Biliary atresia is the most common cause of neonatal cholestasis and 40–50% of liver transplantation in children is caused by this disease 
. Early intervention of Kasai portoenterostomy is very important for BA patients. When the surgery is performed before the age of 60 days, the success rate of establishing biliary drainage is higher than those performed later 
and the need for liver transplantations in infancy and childhood is greatly reduced 
In this study, we evaluated the six primary bile acids in dried blood spots of BA, neonatal jaundice and comparison infants obtained 3–4 days after birth. All the conjugated primary bile acids have already increased in BA newborns at 3–4 days of life which echoes the report that all these bile acids were elevated significantly in BA infants 7–10 days after birth 
. The results indicated that BA was present in the immediate newborn period or late pregnancy. This is also supported by a case report by Toubi et al., where a BA infants with disappeared gallbladder at age of 11 days was used to have normal gallbladder at the gestational age of 24 weeks 
. In our study, the increase of TC and GC was higher than TCDC and GCDC in early life of BA, while Mills et al. found that the later 2 bile acids increased more significant in cholestatic children at age of 3 weeks to 8 month 
. These findings may indicate that the liver damage has already begun but is still mild in BA infants within 3–4 days of age as greater rise of TCDC and GCDC meant severe liver damage 
. Furthermore, TC was found positively correlated with MCP-1, an HSC-responsive chemokine, in cholestatic rats and in cystic fibrosis liver disease 
. The early elevation of TC may indicate the early occurrence of fibrosis in BA patients.

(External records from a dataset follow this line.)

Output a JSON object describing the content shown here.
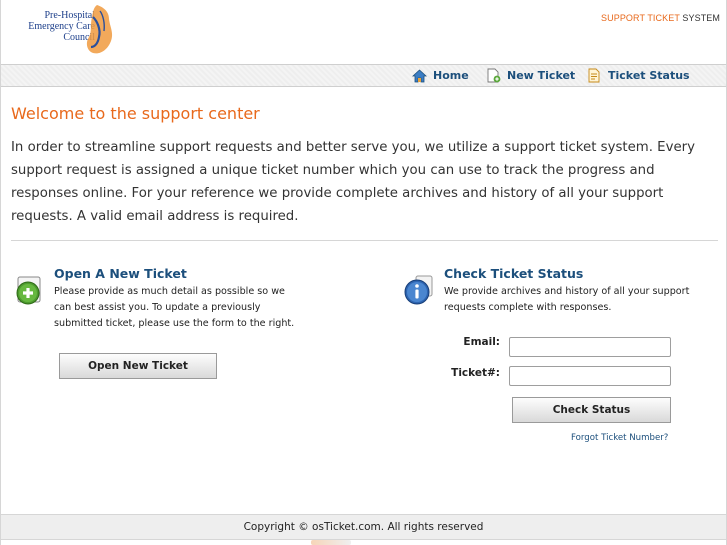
{
  "header": {
    "logo_lines": [
      "Pre-Hospital",
      "Emergency Care",
      "Council"
    ],
    "system_title_accent": "SUPPORT TICKET",
    "system_title_rest": "SYSTEM"
  },
  "nav": {
    "home": "Home",
    "new_ticket": "New Ticket",
    "ticket_status": "Ticket Status"
  },
  "welcome": {
    "title": "Welcome to the support center",
    "body": "In order to streamline support requests and better serve you, we utilize a support ticket system. Every support request is assigned a unique ticket number which you can use to track the progress and responses online. For your reference we provide complete archives and history of all your support requests. A valid email address is required."
  },
  "open_ticket": {
    "title": "Open A New Ticket",
    "text_lines": [
      "Please provide as much detail as possible so we",
      "can best assist you. To update a previously",
      "submitted ticket, please use the form to the right."
    ],
    "button": "Open New Ticket"
  },
  "check_status": {
    "title": "Check Ticket Status",
    "text_lines": [
      "We provide archives and history of all your support",
      "requests complete with responses."
    ],
    "email_label": "Email:",
    "ticket_label": "Ticket#:",
    "button": "Check Status",
    "forgot_link": "Forgot Ticket Number?"
  },
  "footer": {
    "copyright": "Copyright © osTicket.com. All rights reserved"
  },
  "colors": {
    "accent": "#e8691c",
    "link": "#1c4f7c"
  }
}
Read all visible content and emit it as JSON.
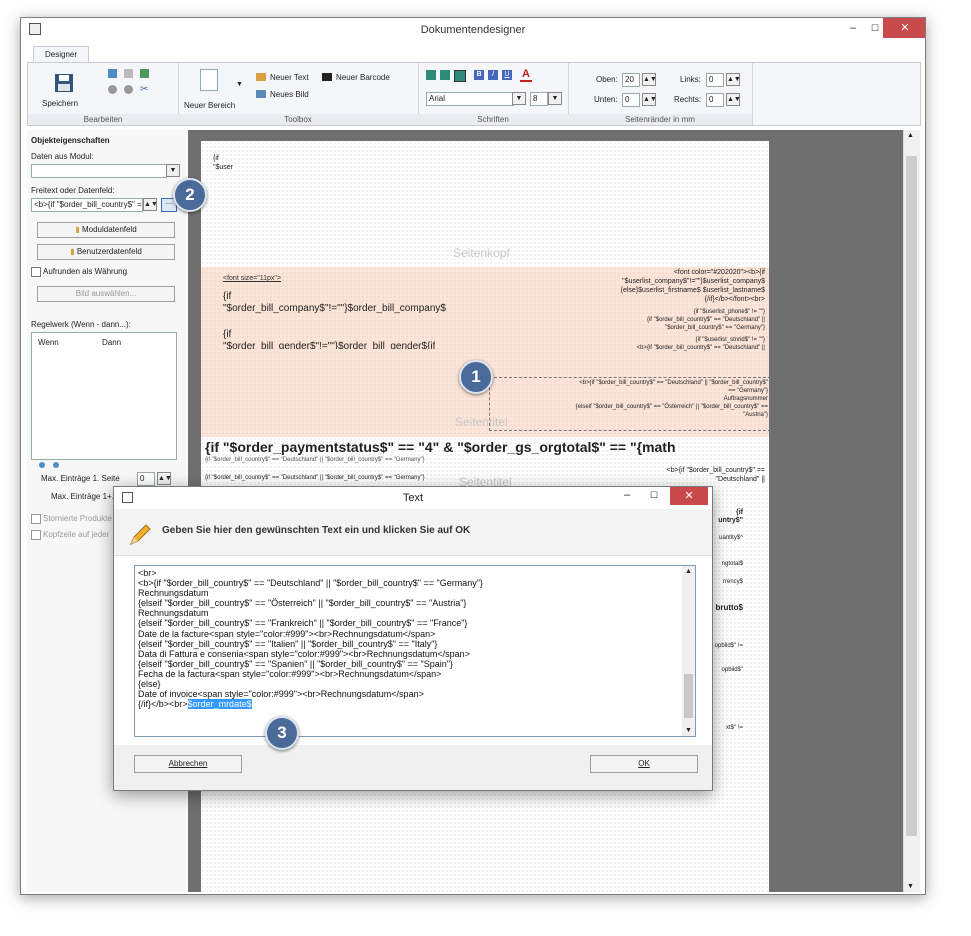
{
  "window": {
    "title": "Dokumentendesigner",
    "min": "–",
    "max": "☐",
    "close": "✕"
  },
  "ribbon": {
    "tab": "Designer",
    "groups": {
      "bearbeiten": {
        "label": "Bearbeiten",
        "save": "Speichern"
      },
      "toolbox": {
        "label": "Toolbox",
        "new_area": "Neuer Bereich",
        "new_text": "Neuer Text",
        "new_barcode": "Neuer Barcode",
        "new_image": "Neues Bild"
      },
      "schriften": {
        "label": "Schriften",
        "font": "Arial",
        "size": "8"
      },
      "margins": {
        "label": "Seitenränder in mm",
        "top_label": "Oben:",
        "top_val": "20",
        "bottom_label": "Unten:",
        "bottom_val": "0",
        "left_label": "Links:",
        "left_val": "0",
        "right_label": "Rechts:",
        "right_val": "0"
      }
    }
  },
  "left": {
    "title": "Objekteigenschaften",
    "data_from_module": "Daten aus Modul:",
    "freetext_label": "Freitext oder Datenfeld:",
    "freetext_value": "<b>{if \"$order_bill_country$\" =",
    "more": "....",
    "module_field": "Moduldatenfeld",
    "user_field": "Benutzerdatenfeld",
    "round_currency": "Aufrunden als Währung",
    "select_image": "Bild auswählen...",
    "rules_label": "Regelwerk (Wenn - dann...):",
    "col_wenn": "Wenn",
    "col_dann": "Dann",
    "max_first": "Max. Einträge 1. Seite",
    "max_first_val": "0",
    "max_next": "Max. Einträge 1+.",
    "storno": "Stornierte Produkte",
    "header_each": "Kopfzeile auf jeder"
  },
  "canvas": {
    "top_text1": "{if",
    "top_text2": "\"$user",
    "band_header": "Seitenkopf",
    "font_tag": "<font size=\"11px\">",
    "left_if1": "{if",
    "left_cond1": "\"$order_bill_company$\"!=\"\"}$order_bill_company$",
    "left_if2": "{if",
    "left_cond2": "\"$order_bill_gender$\"!=\"\"}$order_bill_gender${if",
    "r1": "<font color=\"#202020\"><b>{if",
    "r2": "\"$userlist_company$\"!=\"\"}$userlist_company$",
    "r3": "{else}$userlist_firstname$ $userlist_lastname$",
    "r4": "{/if}</b></font><br>",
    "r5": "{if \"$userlist_phone$\" != \"\"}",
    "r6": "{if \"$order_bill_country$\" == \"Deutschland\" ||",
    "r7": "\"$order_bill_country$\" == \"Germany\"}",
    "r8": "{if \"$userlist_stnrid$\" != \"\"}",
    "r9": "<b>{if \"$order_bill_country$\" == \"Deutschland\" ||",
    "sel1": "<b>{if \"$order_bill_country$\" == \"Deutschland\" || \"$order_bill_country$\"",
    "sel2": "== \"Germany\"}",
    "sel3": "Auftragsnummer",
    "sel4": "{elseif \"$order_bill_country$\" == \"Österreich\" || \"$order_bill_country$\" ==",
    "sel5": "\"Austria\"}",
    "band_title": "Seitentitel",
    "big": "{if \"$order_paymentstatus$\" == \"4\" & \"$order_gs_orgtotal$\" == \"{math",
    "small1": "{if \"$order_bill_country$\" == \"Deutschland\" || \"$order_bill_country$\" == \"Germany\"}",
    "small2": "{if \"$order_bill_country$\" == \"Deutschland\" || \"$order_bill_country$\" == \"Germany\"}",
    "small3": "Lieferanschrift",
    "rs1": "<b>{if \"$order_bill_country$\" ==",
    "rs2": "\"Deutschland\" ||",
    "band_title2": "Seitentitel",
    "p1": "{if",
    "p2": "untry$\"",
    "p3": "uantity$^",
    "p4": "ngtotal$",
    "p5": "rrency$",
    "p6": "brutto$",
    "p7": "opbild$\" !=",
    "p8": "opbild$\"",
    "p9": "xt$\" !="
  },
  "dialog": {
    "title": "Text",
    "prompt": "Geben Sie hier den gewünschten Text ein und klicken Sie auf OK",
    "lines": [
      "<br>",
      "<b>{if \"$order_bill_country$\" == \"Deutschland\" || \"$order_bill_country$\" == \"Germany\"}",
      "Rechnungsdatum",
      "{elseif \"$order_bill_country$\" == \"Österreich\" || \"$order_bill_country$\" == \"Austria\"}",
      "Rechnungsdatum",
      "{elseif \"$order_bill_country$\" == \"Frankreich\" || \"$order_bill_country$\" == \"France\"}",
      "Date de la facture<span style=\"color:#999\"><br>Rechnungsdatum</span>",
      "{elseif \"$order_bill_country$\" == \"Italien\" || \"$order_bill_country$\" == \"Italy\"}",
      "Data di Fattura e consenia<span style=\"color:#999\"><br>Rechnungsdatum</span>",
      "{elseif \"$order_bill_country$\" == \"Spanien\" || \"$order_bill_country$\" == \"Spain\"}",
      "Fecha de la factura<span style=\"color:#999\"><br>Rechnungsdatum</span>",
      "{else}",
      "Date of invoice<span style=\"color:#999\"><br>Rechnungsdatum</span>"
    ],
    "last_prefix": "{/if}</b><br>",
    "last_selected": "$order_mrdate$",
    "cancel": "Abbrechen",
    "ok": "OK"
  },
  "badges": {
    "b1": "1",
    "b2": "2",
    "b3": "3"
  },
  "colors": {
    "accent": "#4a6a9a",
    "close_red": "#c94a4a",
    "band": "#fbe4d8",
    "selection": "#3399ff"
  }
}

According to previous research, two of the most promising screening methods for BA yet are early measurement of serum conjugated bilirubin and usage of stool color cards. In the test of serum conjugated bilirubin at 6–10 days after birth, the sensitivity and specificity reach 100% and 99.6% respectively 
. However, due to the light sensitivity of bilirubin, it is unsuitable to detect in dried blood spots, which are easy to obtain and deliver for newborn screening. Another method, the stool color card is widely used in Taiwan to screen BA patients. The sensitivity of this method was 97.1% in 2005 
. However the onset of pale stool in a large amount of cases usually occurs later than 30 days of age, which may delay the diagnosis and affect the outcome of treatment. Measurement of TC in dried blood spots by LC-MS/MS may be suitable for newborn screening due to the stability in dried blood spots and relatively simple detection technique, although the sensitivity and specificity are not as good as serum conjugated bilirubin and the stool color card. Furthermore, considering the effect of diurnal variations on the level of bile acids in blood 
, the detecting accuracy may increase if all blood spots were taken forenoon. After all, the elevated concentrations of TC and other bile acids in dried blood spots from BA infants have already indicted the potential screening strategy for the future study.
Interestingly, no significant difference of bile acids was observed between neonatal jaundice and comparison infants. This result was understandable. It is well known that genetic and environmental factors influence neonatal jaundice, such as ABO incompatibility, breastfeeding and the method of delivery 
. The infants with neonatal jaundice enrolled in this study have unconjugated hyperbilirubinemia which are unrelated with hepatobiliary disease.
The main shortage of this study is the small sample size of BA. Because of the scarcity of the disease, insufficient therapeutic effects and low levels of cooperation among pediatric hospitals in China, it is hard to obtain screening dried blood spots from BA patients. Furthermore, the detection methods need to be improved, which include but are not limited to the introduction of UPLC, more sensitive MS and proper sample pretreatment methods.
In conclusion, bile acids were elevated in BA infants at 3–4 days of age indicates the immediate occurrence of the disease at birth. The measurement of bile acids, especially TC, in dried blood spots from newborns could be the potential screening strategy for early detection of BA.